While the pandemic has been humming along for thirteen months now, there are introverts like my husband who have really found their groove with remote work, and don’t seem to be so bothered by it. Meanwhile there are extroverts like myself who are DONE with it, and are finding that remote work is wearing on them even more as the months drag on.


There is no doubt that anxiety levels have spiked for a variety of reasons throughout the pandemic. Interestingly enough, anxiety can be driven by the psycho-social stressors we are experiencing by the losses in our remote work environments. There is some fascinating new research on what we lose from a psychological and social perspective when we are forced to work remotely.

I want to share a few key findings with you. Research has found that 23% of our friendships tend to form at work. The frequency at which we see someone is a key factor to whether or not we form a friendship. So it’s not so much whether we feel close to that individual, but do we bump into them often? That is a more important factor. Certainly those friendships back at the office tend to alleviate loneliness. They are based on the convenience of having someone right there in the office next to you. Those qualities of organically bumping into someone in the hallway and catching up, they are difficult to replace online through all of the channels we have been trying to use this past year.

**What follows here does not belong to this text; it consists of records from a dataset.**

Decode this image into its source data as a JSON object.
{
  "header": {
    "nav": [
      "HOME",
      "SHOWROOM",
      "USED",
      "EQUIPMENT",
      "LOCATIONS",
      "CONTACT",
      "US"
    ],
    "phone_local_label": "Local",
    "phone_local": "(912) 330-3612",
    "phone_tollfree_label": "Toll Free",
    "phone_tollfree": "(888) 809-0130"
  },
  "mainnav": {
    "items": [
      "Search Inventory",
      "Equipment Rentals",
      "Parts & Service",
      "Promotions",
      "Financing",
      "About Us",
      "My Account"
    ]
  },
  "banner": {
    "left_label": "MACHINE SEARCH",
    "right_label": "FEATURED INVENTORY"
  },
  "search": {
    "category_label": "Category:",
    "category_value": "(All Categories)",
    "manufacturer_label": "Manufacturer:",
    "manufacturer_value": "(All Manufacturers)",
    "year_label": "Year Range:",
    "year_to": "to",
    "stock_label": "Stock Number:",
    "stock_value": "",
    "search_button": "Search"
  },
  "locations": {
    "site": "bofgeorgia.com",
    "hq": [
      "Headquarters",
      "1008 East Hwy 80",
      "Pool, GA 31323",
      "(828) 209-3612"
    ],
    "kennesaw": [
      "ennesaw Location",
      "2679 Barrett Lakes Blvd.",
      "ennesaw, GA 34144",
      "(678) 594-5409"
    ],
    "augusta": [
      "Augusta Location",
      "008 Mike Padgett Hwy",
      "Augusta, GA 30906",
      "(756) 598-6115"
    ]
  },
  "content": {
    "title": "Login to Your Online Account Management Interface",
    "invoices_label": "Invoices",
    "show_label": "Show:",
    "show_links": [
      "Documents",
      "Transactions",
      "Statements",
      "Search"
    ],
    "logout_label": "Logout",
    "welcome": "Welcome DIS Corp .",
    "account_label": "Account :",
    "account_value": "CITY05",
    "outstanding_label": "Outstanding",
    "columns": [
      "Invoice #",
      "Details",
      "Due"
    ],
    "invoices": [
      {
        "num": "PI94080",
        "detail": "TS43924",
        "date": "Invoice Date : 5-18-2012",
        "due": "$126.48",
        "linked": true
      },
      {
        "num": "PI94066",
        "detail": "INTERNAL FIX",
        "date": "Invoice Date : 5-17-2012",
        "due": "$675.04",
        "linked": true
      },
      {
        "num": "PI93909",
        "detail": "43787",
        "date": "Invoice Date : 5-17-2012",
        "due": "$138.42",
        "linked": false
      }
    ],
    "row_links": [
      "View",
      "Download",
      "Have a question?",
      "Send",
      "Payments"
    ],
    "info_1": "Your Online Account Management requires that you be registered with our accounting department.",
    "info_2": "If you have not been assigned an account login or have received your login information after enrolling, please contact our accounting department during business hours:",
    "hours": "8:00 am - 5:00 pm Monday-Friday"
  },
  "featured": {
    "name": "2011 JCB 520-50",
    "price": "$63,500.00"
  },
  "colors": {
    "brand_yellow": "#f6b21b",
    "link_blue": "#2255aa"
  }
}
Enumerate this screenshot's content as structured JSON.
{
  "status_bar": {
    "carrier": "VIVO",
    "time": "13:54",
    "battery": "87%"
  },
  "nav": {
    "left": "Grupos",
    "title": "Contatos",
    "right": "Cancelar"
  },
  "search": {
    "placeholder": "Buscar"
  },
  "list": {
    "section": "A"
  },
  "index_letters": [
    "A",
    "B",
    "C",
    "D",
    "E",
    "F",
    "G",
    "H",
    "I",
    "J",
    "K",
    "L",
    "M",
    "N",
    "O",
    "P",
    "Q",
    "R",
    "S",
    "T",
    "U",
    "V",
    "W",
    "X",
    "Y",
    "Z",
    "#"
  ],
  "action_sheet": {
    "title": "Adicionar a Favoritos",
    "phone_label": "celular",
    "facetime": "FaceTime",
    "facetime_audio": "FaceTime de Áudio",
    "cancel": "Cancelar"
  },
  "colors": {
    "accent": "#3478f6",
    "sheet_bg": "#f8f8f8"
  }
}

In order to do it online, we have to schedule them. We have lost that organic, impromptu, accidental quality of office-place friendships entirely. The second key factor in what we have lost is shared space. We need to be near someone to have the opportunity to bump into them in the hall. When we do have that opportunity to vent about a meeting we just came out of, or get caught up on a co-worker’s family, those interactions lower our stress.

Career Coaching for Professionals

If you are one of the many professionals who is feeling burnt out after being forced to work remotely for so long, the first thing that I want you to really ask yourself is whether or not your employer is going to be changing and improving things for you anytime in the near future. Does your company’s plan for returning from remote work seems like it is going to fit for the way that you are wired and the way that you prefer to work? For a lot of us, we are in the last chapter of what has not worked for us, and things are about to get a lot better. However, if you are a highly social, extroverted individual and your company has announced that they are not bringing folks back into the office – it may be time to look around for a serious change. If you feel that you do need to make a course correction in your career due to the shifts in your work life which have happened as a result of the pandemic, do not hesitate to seek the help of a professional. Therapists and coaches can support you in processing through serious changes in your work life that may be necessary at this time.

We are here for you as individual, couple, and family therapists! We offer individual counseling, couples counseling, and family counseling. If you would like more information about Flourish’s counseling services, reach out to us at 303-455-3767 x. 5 or fill out our contact form today.